Diary of a Scoundrel is a 150 year old Russian comedy, and at its original length is three acts and three and a half hours long. It was translated into English in 1988. Fortunately this adaptation brought it down to two acts thanks to Rod and Maria Thompson’s edits and cuts by director Brian Cannon. It’s still a long play, but at two hours and twenty minutes it’s more manageable.
Russia is not noted for its comedies so this work is a more than happy discovery and a surprise as to how contemporary its themes are. Set at the end of the Tzarist rule, a young man of no particular means but his wit and writing ability (‘the Scoundrel’) inveigles his way into Moscow society by stroking the egos of the rich and keeping a secret diary of his true thoughts of these hypocritical people. Inevitably the diary falls into the wrong hands, which causes embarrassment for all. Lines about someone being a ‘liberal’ or a ‘free-thinker’ and working for the ‘State’ generated plenty of laughs.
As ‘the scoundrel’ Yegor Simitrich Gloumov, Cameron Gaffney had audience empathy throughout and made an amoral character likeable. The women in his life, Kleopatra and Mashenka, were fetchingly played by Fiona Kennedy and Leanne Sheeshear, whilst Jenny Brunner was an amusing Madame Tourosina. Maria Thompson got the most out of the larger-than-life clairvoyant Madame Maniefce, but it was David Jones as the Uncle, Mamaev who impressed - a nice fully-rounded performance. Brian Cannon kept the piece buoyant with a sure and light directorial touch.

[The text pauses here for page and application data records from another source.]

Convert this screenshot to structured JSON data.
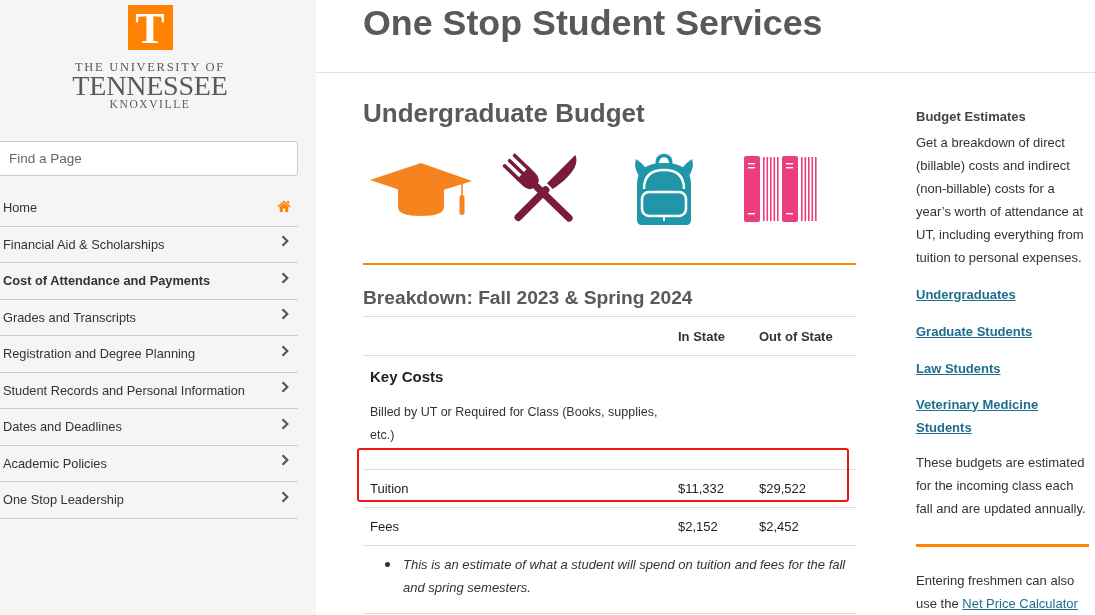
{
  "sidebar": {
    "logo": {
      "mark": "T",
      "line_1": "THE UNIVERSITY OF",
      "line_2": "TENNESSEE",
      "line_3": "KNOXVILLE"
    },
    "search": {
      "placeholder": "Find a Page"
    },
    "nav_items": [
      {
        "label": "Home",
        "kind": "home",
        "selected": false
      },
      {
        "label": "Financial Aid & Scholarships",
        "kind": "section",
        "selected": false
      },
      {
        "label": "Cost of Attendance and Payments",
        "kind": "section",
        "selected": true
      },
      {
        "label": "Grades and Transcripts",
        "kind": "section",
        "selected": false
      },
      {
        "label": "Registration and Degree Planning",
        "kind": "section",
        "selected": false
      },
      {
        "label": "Student Records and Personal Information",
        "kind": "section",
        "selected": false
      },
      {
        "label": "Dates and Deadlines",
        "kind": "section",
        "selected": false
      },
      {
        "label": "Academic Policies",
        "kind": "section",
        "selected": false
      },
      {
        "label": "One Stop Leadership",
        "kind": "section",
        "selected": false
      }
    ]
  },
  "header": {
    "title": "One Stop Student Services"
  },
  "content": {
    "title": "Undergraduate Budget",
    "breakdown": {
      "title": "Breakdown: Fall 2023 & Spring 2024",
      "columns": [
        "In State",
        "Out of State"
      ],
      "rows": [
        {
          "kind": "heading",
          "label": "Key Costs"
        },
        {
          "kind": "note",
          "label": "Billed by UT or Required for Class (Books, supplies, etc.)"
        },
        {
          "kind": "cost",
          "label": "Tuition",
          "in_state": "$11,332",
          "out_of_state": "$29,522",
          "highlighted": true
        },
        {
          "kind": "cost",
          "label": "Fees",
          "in_state": "$2,152",
          "out_of_state": "$2,452",
          "highlighted": false
        },
        {
          "kind": "bullet",
          "label": "This is an estimate of what a student will spend on tuition and fees for the fall and spring semesters."
        }
      ]
    }
  },
  "aside": {
    "title": "Budget Estimates",
    "intro": "Get a breakdown of direct (billable) costs and indirect (non-billable) costs for a year’s worth of attendance at UT, including everything from tuition to personal expenses.",
    "links": [
      "Undergraduates",
      "Graduate Students",
      "Law Students",
      "Veterinary Medicine Students"
    ],
    "note": "These budgets are estimated for the incoming class each fall and are updated annually.",
    "footer": {
      "text": "Entering freshmen can also use the",
      "link": "Net Price Calculator"
    }
  }
}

The play needs to be reworked and reimagined as Neil Simon did with Chekov’s The Good Doctor (which ironically is on Villanova’s production slate for next year), but until then, this version does what it’s meant to do - pleases its audience.
Photographs courtesy of Ian Colley Photography.